Recorded data: Begin
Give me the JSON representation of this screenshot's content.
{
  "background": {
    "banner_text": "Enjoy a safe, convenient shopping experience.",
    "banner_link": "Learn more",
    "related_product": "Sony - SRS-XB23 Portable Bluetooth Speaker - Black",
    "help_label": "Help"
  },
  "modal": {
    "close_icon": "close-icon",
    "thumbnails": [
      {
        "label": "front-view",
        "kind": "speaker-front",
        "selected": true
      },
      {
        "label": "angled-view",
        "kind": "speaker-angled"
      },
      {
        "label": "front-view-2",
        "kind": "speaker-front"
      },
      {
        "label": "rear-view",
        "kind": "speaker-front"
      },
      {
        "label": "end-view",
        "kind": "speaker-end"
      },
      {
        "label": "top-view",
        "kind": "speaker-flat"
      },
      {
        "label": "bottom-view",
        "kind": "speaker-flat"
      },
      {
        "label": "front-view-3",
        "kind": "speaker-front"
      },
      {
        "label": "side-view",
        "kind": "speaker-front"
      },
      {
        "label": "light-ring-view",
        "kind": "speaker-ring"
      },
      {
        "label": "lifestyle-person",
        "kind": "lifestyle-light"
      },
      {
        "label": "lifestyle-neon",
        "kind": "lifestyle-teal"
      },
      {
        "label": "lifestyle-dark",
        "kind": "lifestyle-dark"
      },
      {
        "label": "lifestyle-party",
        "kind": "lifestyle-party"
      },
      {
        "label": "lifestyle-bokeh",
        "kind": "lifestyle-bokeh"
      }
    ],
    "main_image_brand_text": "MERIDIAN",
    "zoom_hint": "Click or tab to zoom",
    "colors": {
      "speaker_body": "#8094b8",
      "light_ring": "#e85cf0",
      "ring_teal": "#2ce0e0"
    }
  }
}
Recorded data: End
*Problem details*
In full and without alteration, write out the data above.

*Expected answer*
Give me the JSON representation of this screenshot's content.
{
  "background": {
    "banner_text": "Enjoy a safe, convenient shopping experience.",
    "banner_link": "Learn more",
    "related_product": "Sony - SRS-XB23 Portable Bluetooth Speaker - Black",
    "help_label": "Help"
  },
  "modal": {
    "close_icon": "close-icon",
    "thumbnails": [
      {
        "label": "front-view",
        "kind": "speaker-front",
        "selected": true
      },
      {
        "label": "angled-view",
        "kind": "speaker-angled"
      },
      {
        "label": "front-view-2",
        "kind": "speaker-front"
      },
      {
        "label": "rear-view",
        "kind": "speaker-front"
      },
      {
        "label": "end-view",
        "kind": "speaker-end"
      },
      {
        "label": "top-view",
        "kind": "speaker-flat"
      },
      {
        "label": "bottom-view",
        "kind": "speaker-flat"
      },
      {
        "label": "front-view-3",
        "kind": "speaker-front"
      },
      {
        "label": "side-view",
        "kind": "speaker-front"
      },
      {
        "label": "light-ring-view",
        "kind": "speaker-ring"
      },
      {
        "label": "lifestyle-person",
        "kind": "lifestyle-light"
      },
      {
        "label": "lifestyle-neon",
        "kind": "lifestyle-teal"
      },
      {
        "label": "lifestyle-dark",
        "kind": "lifestyle-dark"
      },
      {
        "label": "lifestyle-party",
        "kind": "lifestyle-party"
      },
      {
        "label": "lifestyle-bokeh",
        "kind": "lifestyle-bokeh"
      }
    ],
    "main_image_brand_text": "MERIDIAN",
    "zoom_hint": "Click or tab to zoom",
    "colors": {
      "speaker_body": "#8094b8",
      "light_ring": "#e85cf0",
      "ring_teal": "#2ce0e0"
    }
  }
}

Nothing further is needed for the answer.